• TRY IT: Reproduce all of the entries below exactly, without images.

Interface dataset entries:
################
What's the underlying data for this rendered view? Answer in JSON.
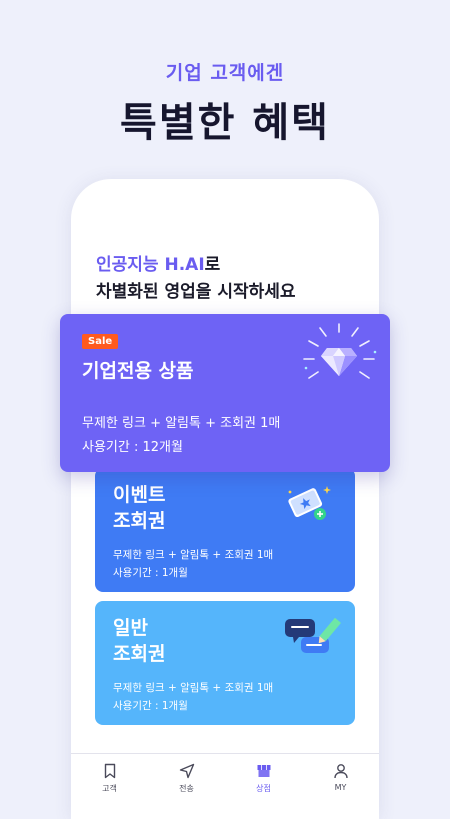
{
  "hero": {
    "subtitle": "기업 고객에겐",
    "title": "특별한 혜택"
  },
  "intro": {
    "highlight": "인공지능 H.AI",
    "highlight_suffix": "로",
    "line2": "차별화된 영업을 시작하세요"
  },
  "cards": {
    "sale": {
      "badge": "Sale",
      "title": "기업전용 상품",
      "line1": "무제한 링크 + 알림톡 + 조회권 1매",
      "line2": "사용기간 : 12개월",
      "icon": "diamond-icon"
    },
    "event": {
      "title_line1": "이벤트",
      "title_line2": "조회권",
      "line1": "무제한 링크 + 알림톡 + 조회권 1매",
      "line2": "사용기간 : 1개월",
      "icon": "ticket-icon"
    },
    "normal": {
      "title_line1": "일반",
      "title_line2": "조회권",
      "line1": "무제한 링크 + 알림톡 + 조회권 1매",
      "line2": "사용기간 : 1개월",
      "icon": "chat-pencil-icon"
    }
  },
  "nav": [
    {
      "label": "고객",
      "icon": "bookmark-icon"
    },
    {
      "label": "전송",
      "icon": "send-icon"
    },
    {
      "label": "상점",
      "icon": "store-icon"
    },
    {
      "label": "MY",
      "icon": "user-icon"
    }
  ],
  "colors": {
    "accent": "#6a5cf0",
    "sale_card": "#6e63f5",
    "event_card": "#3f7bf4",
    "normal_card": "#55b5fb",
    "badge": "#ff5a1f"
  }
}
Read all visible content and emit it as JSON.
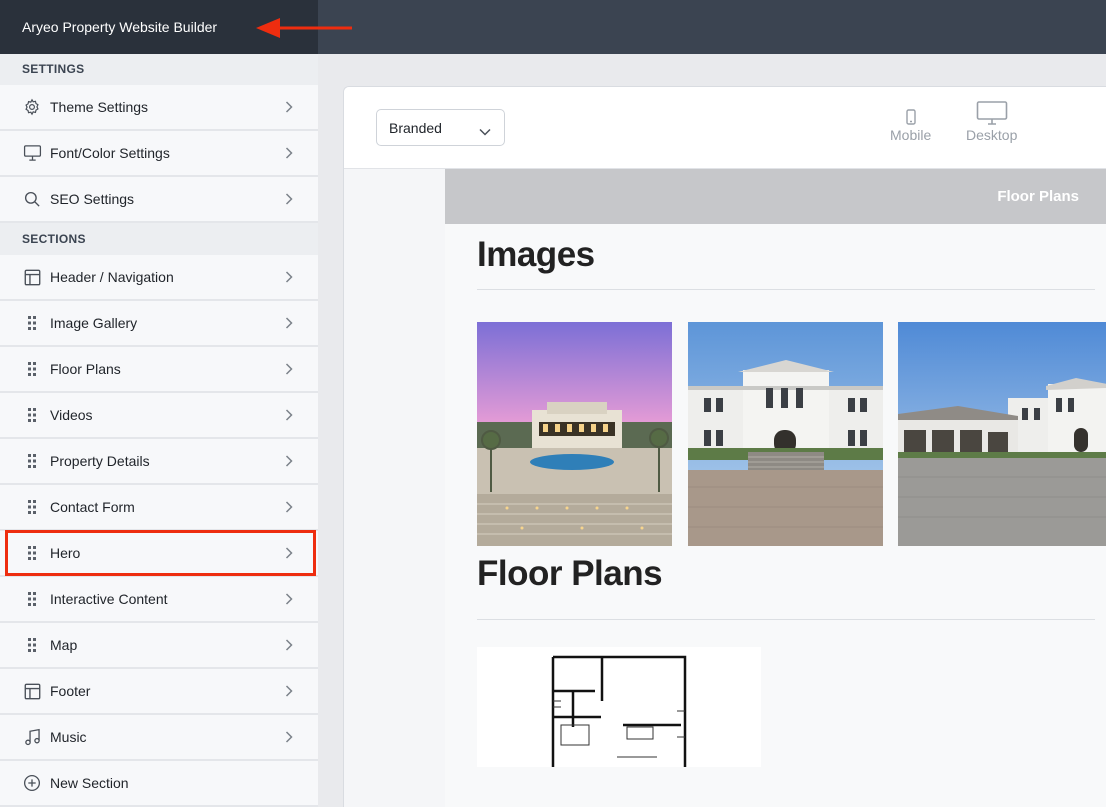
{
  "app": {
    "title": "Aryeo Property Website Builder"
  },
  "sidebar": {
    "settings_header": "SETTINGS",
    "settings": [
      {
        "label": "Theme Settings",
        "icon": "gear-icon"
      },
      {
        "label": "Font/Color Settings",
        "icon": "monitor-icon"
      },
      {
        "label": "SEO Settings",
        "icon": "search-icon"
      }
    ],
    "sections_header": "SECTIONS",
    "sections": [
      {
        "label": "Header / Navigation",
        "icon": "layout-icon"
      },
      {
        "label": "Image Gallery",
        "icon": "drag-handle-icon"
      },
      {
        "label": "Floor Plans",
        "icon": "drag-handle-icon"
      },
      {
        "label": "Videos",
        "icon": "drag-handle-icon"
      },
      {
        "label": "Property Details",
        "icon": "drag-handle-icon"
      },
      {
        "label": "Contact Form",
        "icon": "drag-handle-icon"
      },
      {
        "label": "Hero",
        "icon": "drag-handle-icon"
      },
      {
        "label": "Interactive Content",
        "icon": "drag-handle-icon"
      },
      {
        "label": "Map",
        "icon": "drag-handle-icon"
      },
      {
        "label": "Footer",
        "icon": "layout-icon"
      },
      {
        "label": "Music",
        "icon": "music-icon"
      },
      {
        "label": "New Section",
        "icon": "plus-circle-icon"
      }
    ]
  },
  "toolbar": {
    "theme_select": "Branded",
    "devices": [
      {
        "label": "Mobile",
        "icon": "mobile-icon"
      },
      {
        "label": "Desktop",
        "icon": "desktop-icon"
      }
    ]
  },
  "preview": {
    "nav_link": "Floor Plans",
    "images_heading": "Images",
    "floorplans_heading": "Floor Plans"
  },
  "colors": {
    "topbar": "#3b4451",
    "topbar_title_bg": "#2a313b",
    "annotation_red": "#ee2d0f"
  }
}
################
• FINISHED TASK:
What's the underlying data for this rendered view? Answer in JSON.
{
  "hero": {
    "subtitle": "기업 고객에겐",
    "title": "특별한 혜택"
  },
  "intro": {
    "highlight": "인공지능 H.AI",
    "highlight_suffix": "로",
    "line2": "차별화된 영업을 시작하세요"
  },
  "cards": {
    "sale": {
      "badge": "Sale",
      "title": "기업전용 상품",
      "line1": "무제한 링크 + 알림톡 + 조회권 1매",
      "line2": "사용기간 : 12개월",
      "icon": "diamond-icon"
    },
    "event": {
      "title_line1": "이벤트",
      "title_line2": "조회권",
      "line1": "무제한 링크 + 알림톡 + 조회권 1매",
      "line2": "사용기간 : 1개월",
      "icon": "ticket-icon"
    },
    "normal": {
      "title_line1": "일반",
      "title_line2": "조회권",
      "line1": "무제한 링크 + 알림톡 + 조회권 1매",
      "line2": "사용기간 : 1개월",
      "icon": "chat-pencil-icon"
    }
  },
  "nav": [
    {
      "label": "고객",
      "icon": "bookmark-icon"
    },
    {
      "label": "전송",
      "icon": "send-icon"
    },
    {
      "label": "상점",
      "icon": "store-icon"
    },
    {
      "label": "MY",
      "icon": "user-icon"
    }
  ],
  "colors": {
    "accent": "#6a5cf0",
    "sale_card": "#6e63f5",
    "event_card": "#3f7bf4",
    "normal_card": "#55b5fb",
    "badge": "#ff5a1f"
  }
}
Read all visible content and emit it as JSON.
{
  "app": {
    "title": "Aryeo Property Website Builder"
  },
  "sidebar": {
    "settings_header": "SETTINGS",
    "settings": [
      {
        "label": "Theme Settings",
        "icon": "gear-icon"
      },
      {
        "label": "Font/Color Settings",
        "icon": "monitor-icon"
      },
      {
        "label": "SEO Settings",
        "icon": "search-icon"
      }
    ],
    "sections_header": "SECTIONS",
    "sections": [
      {
        "label": "Header / Navigation",
        "icon": "layout-icon"
      },
      {
        "label": "Image Gallery",
        "icon": "drag-handle-icon"
      },
      {
        "label": "Floor Plans",
        "icon": "drag-handle-icon"
      },
      {
        "label": "Videos",
        "icon": "drag-handle-icon"
      },
      {
        "label": "Property Details",
        "icon": "drag-handle-icon"
      },
      {
        "label": "Contact Form",
        "icon": "drag-handle-icon"
      },
      {
        "label": "Hero",
        "icon": "drag-handle-icon"
      },
      {
        "label": "Interactive Content",
        "icon": "drag-handle-icon"
      },
      {
        "label": "Map",
        "icon": "drag-handle-icon"
      },
      {
        "label": "Footer",
        "icon": "layout-icon"
      },
      {
        "label": "Music",
        "icon": "music-icon"
      },
      {
        "label": "New Section",
        "icon": "plus-circle-icon"
      }
    ]
  },
  "toolbar": {
    "theme_select": "Branded",
    "devices": [
      {
        "label": "Mobile",
        "icon": "mobile-icon"
      },
      {
        "label": "Desktop",
        "icon": "desktop-icon"
      }
    ]
  },
  "preview": {
    "nav_link": "Floor Plans",
    "images_heading": "Images",
    "floorplans_heading": "Floor Plans"
  },
  "colors": {
    "topbar": "#3b4451",
    "topbar_title_bg": "#2a313b",
    "annotation_red": "#ee2d0f"
  }
}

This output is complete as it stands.